Blake Wheeler, the highly-sought winger from the University of Minnesota, has advised his agent to finalize terms of a contract with the Bruins, a two-year deal that won’t be made official until July 1, in keeping with NHL bylaws that govern the movement and signing of unrestricted free agents.
“More than 20 NHL teams were interested in Blake, and this was a very tough decision,’’ said Wellesley-based agent Matt Keator, who also represents Boston captain Zdeno Chara. “And ultimately it came down to a few things for Blake, but mostly that he was comfortable with where the Bruins were headed as an organization — how this year they brought along kids like David Krejci, Milan Lucic, and Mark Stuart. They’ve done a good job of developing kids, and he wants to continue along that line.’’
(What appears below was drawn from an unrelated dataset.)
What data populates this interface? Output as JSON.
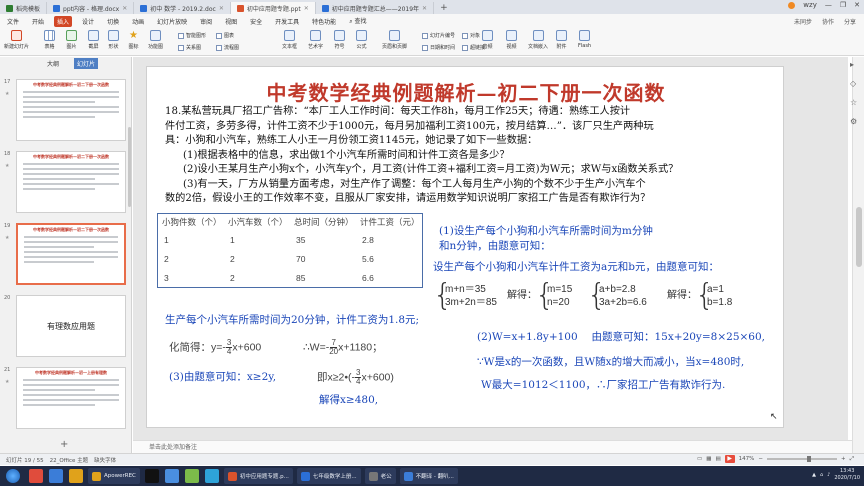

Boston general manager Peter Chiarelli, reached via email, wrote that he was pleased that Wheelers chose the Bruins. “Of course, ‘’ added Chiarelli, “we can’t sign him until July 1, but we look forward to getting him in the mix. Any time you can get a young player of Blake’s caliber with that blend of size and skill, you are very fortunate.’’
Wheeler, 21 years old and 6 feet 4 inches, 220 pounds, was drafted No. 5 overall by the Coyotes in 2004 and long has been considered a potential power forward in the NHL. Just over a month ago, in the wake of his junior season with the Golden Gophers, he announced that he would turn pro and intended to exercise the right to be a free agent if he could not come to contract terms with the Coyotes.
Only in rare instances do college players become free agents. But Wheeler, because he played a year of junior hockey before joining UMinn, was eligible to exercise his right to become UFA prior to July 1, because four years had lapsed since his draft day. Once officially a free agent as of June 8, he began to field bids from around the league, and just last week cut down to four teams — believed to be the Bruins, Canadiens, Rangers, and either the Devils or Wild.
Finally, early this afternoon, Wheeler finalized his choice.
“This is a great opportunity,’’ said Keator, adding that Wheeler won’t be available to comment until July 1. “But everyone, including Blake, has to keep in mind that this will take some time — he’ll have a lot of work to do to be able to play the man’s game. He’s going from originally playing center on an Olympic sized sheet in college to playing wing in the NHL. It will take time. This isn’t someone who is going to step in and play first line in the NHL. He may have to start in Providence (AHL). But he’s excited, not only to get the chance, but to get that chance with Boston.’’
Wheeler, by NHL rules, must sign a two-year deal at no more than a guaranteed $875,000 per season. Bonuses could bring him in excess of $2 million each season. It’s likely Wheeler will attend the club’s prospect camp in Wilmington, July 8-12.